Third, because of the devastation caused by attacks such as 9/11, it is easy to suppose that most terrorist attacks are incredibly lethal. However, from the GTD we find that more than half of all terrorist attacks since 1970 involved no fatalities.

Fourth, images of 9/11 and Hollywood movies no doubt encourage us to think that most terrorist strikes depend on sophisticated weaponry. But contrary to this view of terrorism that we commonly get from Hollywood, the vast majority of terrorist attacks rely on unsophisticated, readily accessible weapons. According to the GTD, 80% of all attacks rely on explosives and widely available firearms.

And finally, the advance planning, originality and destructiveness of 9/11 contributed to the notion that terrorist groups are infallible. We could call this the myth of the “super-terrorist”. My colleagues and I at the START Center have been involved in several research projects using GTD data which suggests otherwise. For example, in a recent study we used the GTD to examine the targeting strategies of the Armenian Secret Army for the Liberation of Armenia (ASALA) – a very active group based in Turkey. The increasing reliance on random, brutal violence such as the attack by ASALA on Orly Airport created a polarized and hostile climate among the supporters of ASALA and seriously undermined its legitimacy.

So, if rare events like 9/11 are black swan events, why not simply ignore them and go back to business as usual? A major reason why ignoring terrorism is a risky idea is directly related to the fact that it is bursty: when it starts to happen it happens a lot and rapidly.

If we look at worldwide terrorism over the past four decades, we find not one single kind of terrorist threat, but rather successive waves of attacks by groups with very different ideologies and goals. The common pattern is that a group or set of groups gets organized, stages increasing numbers of attacks and then decline. In fact, this bursty nature of terrorism might eventually help us become more effective in responding to terrorist threats.

While these results are preliminary, they give us reason to hope that analysis of the spatial and temporal patterns of terrorism might eventually help to guide our policies on countering terrorism.

And this is the challenge that terrorism raises for contemporary societies: there are dangers in overreacting but there are also dangers in not reacting. Fortunately, terrorist attacks like 9/11 have turned out to be rare – like black swans.
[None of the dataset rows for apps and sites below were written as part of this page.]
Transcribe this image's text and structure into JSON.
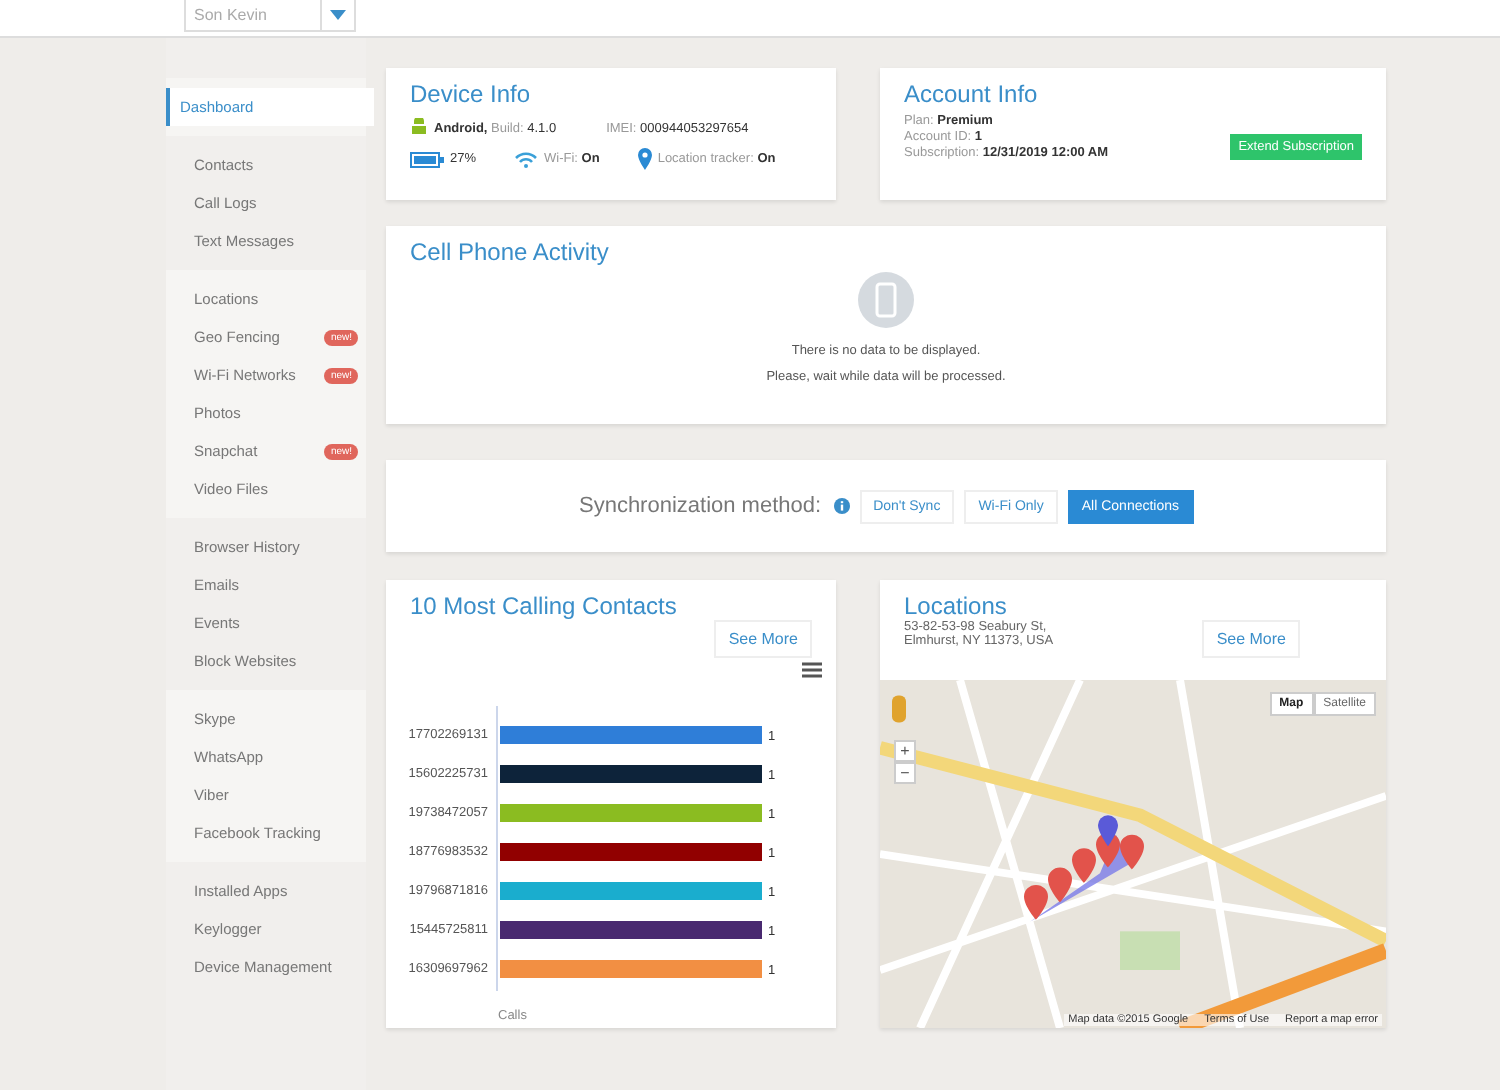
{
  "account_select": {
    "value": "Son Kevin"
  },
  "sidebar": {
    "groups": [
      {
        "items": [
          {
            "label": "Dashboard",
            "selected": true
          }
        ]
      },
      {
        "items": [
          {
            "label": "Contacts",
            "selected": false
          },
          {
            "label": "Call Logs",
            "selected": false
          },
          {
            "label": "Text Messages",
            "selected": false
          }
        ]
      },
      {
        "items": [
          {
            "label": "Locations",
            "selected": false
          },
          {
            "label": "Geo Fencing",
            "selected": false,
            "badge": "new!"
          },
          {
            "label": "Wi-Fi Networks",
            "selected": false,
            "badge": "new!"
          },
          {
            "label": "Photos",
            "selected": false
          },
          {
            "label": "Snapchat",
            "selected": false,
            "badge": "new!"
          },
          {
            "label": "Video Files",
            "selected": false
          }
        ]
      },
      {
        "items": [
          {
            "label": "Browser History",
            "selected": false
          },
          {
            "label": "Emails",
            "selected": false
          },
          {
            "label": "Events",
            "selected": false
          },
          {
            "label": "Block Websites",
            "selected": false
          }
        ]
      },
      {
        "items": [
          {
            "label": "Skype",
            "selected": false
          },
          {
            "label": "WhatsApp",
            "selected": false
          },
          {
            "label": "Viber",
            "selected": false
          },
          {
            "label": "Facebook Tracking",
            "selected": false
          }
        ]
      },
      {
        "items": [
          {
            "label": "Installed Apps",
            "selected": false
          },
          {
            "label": "Keylogger",
            "selected": false
          },
          {
            "label": "Device Management",
            "selected": false
          }
        ]
      }
    ]
  },
  "device_info": {
    "title": "Device Info",
    "os": "Android,",
    "build_label": "Build:",
    "build": "4.1.0",
    "imei_label": "IMEI:",
    "imei": "000944053297654",
    "battery": "27%",
    "wifi_label": "Wi-Fi:",
    "wifi": "On",
    "tracker_label": "Location tracker:",
    "tracker": "On"
  },
  "account_info": {
    "title": "Account Info",
    "fields": [
      {
        "label": "Plan:",
        "value": "Premium"
      },
      {
        "label": "Account ID:",
        "value": "1"
      },
      {
        "label": "Subscription:",
        "value": "12/31/2019 12:00 AM"
      }
    ],
    "button": "Extend Subscription"
  },
  "activity": {
    "title": "Cell Phone Activity",
    "messages": [
      "There is no data to be displayed.",
      "Please, wait while data will be processed."
    ]
  },
  "sync": {
    "label": "Synchronization method:",
    "options": [
      {
        "label": "Don't Sync",
        "selected": false
      },
      {
        "label": "Wi-Fi Only",
        "selected": false
      },
      {
        "label": "All Connections",
        "selected": true
      }
    ]
  },
  "contacts_chart": {
    "title": "10 Most Calling Contacts",
    "button": "See More",
    "chart_data": {
      "type": "bar",
      "orientation": "horizontal",
      "xlabel": "Calls",
      "categories": [
        "17702269131",
        "15602225731",
        "19738472057",
        "18776983532",
        "19796871816",
        "15445725811",
        "16309697962"
      ],
      "values": [
        1,
        1,
        1,
        1,
        1,
        1,
        1
      ],
      "colors": [
        "#2f7ed8",
        "#0d233a",
        "#8bbc21",
        "#910000",
        "#1aadce",
        "#492970",
        "#f28f43"
      ],
      "data_labels": true
    }
  },
  "locations": {
    "title": "Locations",
    "address": [
      "53-82-53-98 Seabury St,",
      "Elmhurst, NY 11373, USA"
    ],
    "button": "See More",
    "map_types": [
      {
        "label": "Map",
        "selected": true
      },
      {
        "label": "Satellite",
        "selected": false
      }
    ],
    "zoom_in": "+",
    "zoom_out": "−",
    "attribution": "Map data ©2015 Google",
    "terms": "Terms of Use",
    "report": "Report a map error"
  }
}
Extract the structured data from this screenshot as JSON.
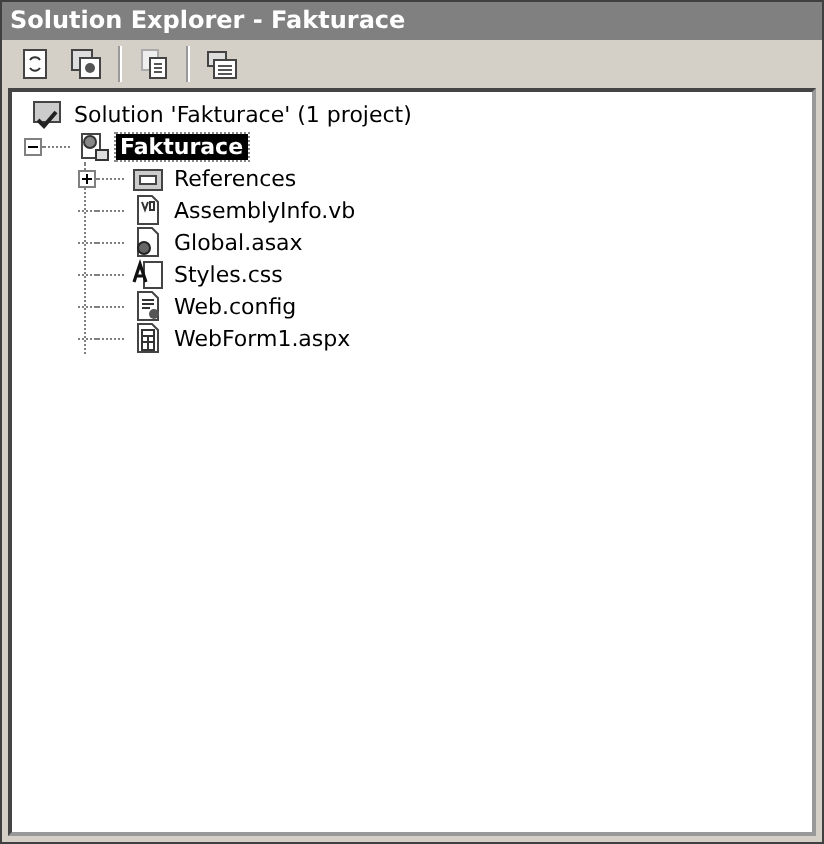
{
  "window": {
    "title": "Solution Explorer - Fakturace"
  },
  "toolbar": [
    {
      "kind": "refresh"
    },
    {
      "kind": "copy-project"
    },
    {
      "kind": "show-all"
    },
    {
      "kind": "properties"
    }
  ],
  "tree": [
    {
      "label": "Solution 'Fakturace' (1 project)",
      "selected": false,
      "children": [
        {
          "label": "Fakturace",
          "selected": true,
          "expanded": true,
          "children": [
            {
              "label": "References",
              "kind": "references",
              "selected": false,
              "expanded": false
            },
            {
              "label": "AssemblyInfo.vb",
              "kind": "vb",
              "selected": false
            },
            {
              "label": "Global.asax",
              "kind": "asax",
              "selected": false
            },
            {
              "label": "Styles.css",
              "kind": "css",
              "selected": false
            },
            {
              "label": "Web.config",
              "kind": "config",
              "selected": false
            },
            {
              "label": "WebForm1.aspx",
              "kind": "aspx",
              "selected": false
            }
          ]
        }
      ]
    }
  ]
}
Unfortunately, the threat of sudden bursts of terrorist attacks is likely to be a permanent feature of the twenty-first century.

Author: Gary LaFree is Director of the National Consortium for the Study of Terrorism and Responses to Terrorism (START), and a member of the World Economic Forum’s Global Agenda Council on Terrorism

Image: A bomb unit robot investigates a suspicious vehicle in New York City REUTERS/Lucas Jackson